Despite its strong growth and status, the Dell Corporation's success was not assured as of mid-1993. Though the company introduced three new computer lines, had begun to sell computers by direct sale in Japan, and revenues in that year were expected to rise to $3 billion, company growth had begun to hinder its ability to manage its operations. Miscalculations of the pace of change in the notebook-computer market forced Dell to discontinue its notebook line. Losses associated with writeoff of the notebook line and falling personal-computer prices due to industry competition caused a decrease in company profits despite an 80 percent increase in revenues. Despite these setbacks, Dell Computer predicted a return to profitability in the third quarter of 1993 after an internal reorganization had addressed problems related to rapid growth. The company planned to consolidate its European operations and update its notebook computer business.

BIBLIOGRAPHY: 

Business Week, March 22, 1993. Claire Poole, "The Kid Who Turned Computers into Commodities," Forbes, October 21, 1991. Al Reinert, "Revenge of the Nerd," Texas Monthly, September 1992. Vertical Files, Dolph Briscoe Center for American History, University of Texas at Austin (Michael Dell, Dell Computer Corporation).

Jon Kutner, Jr.

Citation

The following, adapted from the Chicago Manual of Style, 15th edition, is the preferred citation for this article.

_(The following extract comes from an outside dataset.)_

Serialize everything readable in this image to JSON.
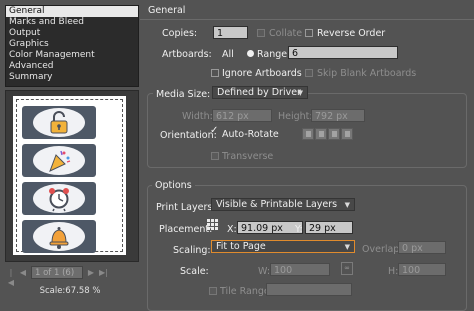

Jon Kutner, Jr., "DELL COMPUTER CORPORATION," Handbook of Texas Online (http://www.tshaonline.org/handbook/online/articles/dndyy), accessed December 28, 2014. Uploaded on June 12, 2010. Published by the Texas State Historical Association.